The AS4004T is an extremely versatile unit and we have only scratched the surface of what it can do in this review. We feel that the combination of good performance, rich feature set, 3 years warranty (which is above the norm for the category), the really useful EZ Sync private cloud solution and the extremely affordable price of around $360 for a 4 bay unit which supports 10GBe connection, make this a clear winner in our book (just don’t forget that in order to benefit from its 10GBe speed you will need supporting hardware which is still quite expensive although prices keep getting down).

There are very few drawbacks that we have found so far with the unit. The software still needs some polishing and it would be nice if there was an actual controlling software instead of the browser only ADM interface. We would love some sort of buffer for the EZ Sync when playing videos (this might also depend on the video player – we used VLC mobile), and of course faster write speeds from the drive would be highly appreciated although at this price level that might be the maximum that you can get from the hardware at this point in time.

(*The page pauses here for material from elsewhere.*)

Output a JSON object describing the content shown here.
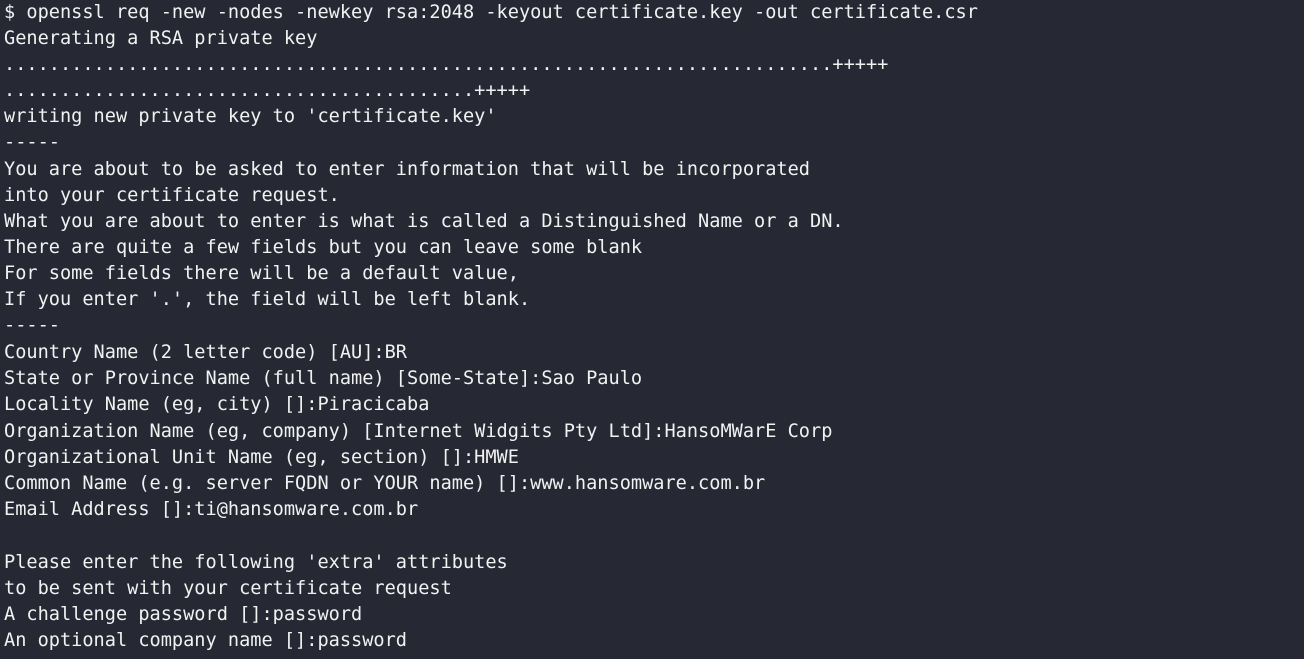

Update: After talking to ASUSTOR about this it seems that using MX player (Android / iOS) can improve remote playback of videos. However, it is possible that playing large 4K video files remotely is simply a bit too much for the AS4004T – so keep this in mind if this feature is important to you.

Quality 10GbE solution at an affordable price 

At the end of the day we can easily recommend the AS4004T for any photographer, videographer or content creator looking for a single quad bay, fast and cost-effective 10GBe NAS solution. It will even work fine for two simultaneous editors although we can’t really vague for more than that in a professional environment if you take into account its limitations it is possibly the most attractive budget option on the market in its class, at the moment.

Some of the gear that we used for this review:

Software downloads and more info:

ASUSTOR has a lot of useful information on its site about the AS4004T installation, optimization and its features, however, it isn’t always easy to find – we made a list to help you in locating some of the more relevant stuff

  • AS4004T – full feature list – here (and extensive specs here).
  • AS4004T – Quick Installation Guide – here.
  • Extensive user guide – here.
  • All the main software downloads in one place (including ADM, EZ-sync etc) – here.
  • All of the apps (Android) all of the apps (iOS)
  • ASUSTOR college (videos on different NAS related aspects) – here.

How to set up a network drive using Windows

You can check out more LensVid exclusive articles and reviews on the following link.

(Visited 2 times, 1 visits today)
Go to top
Shares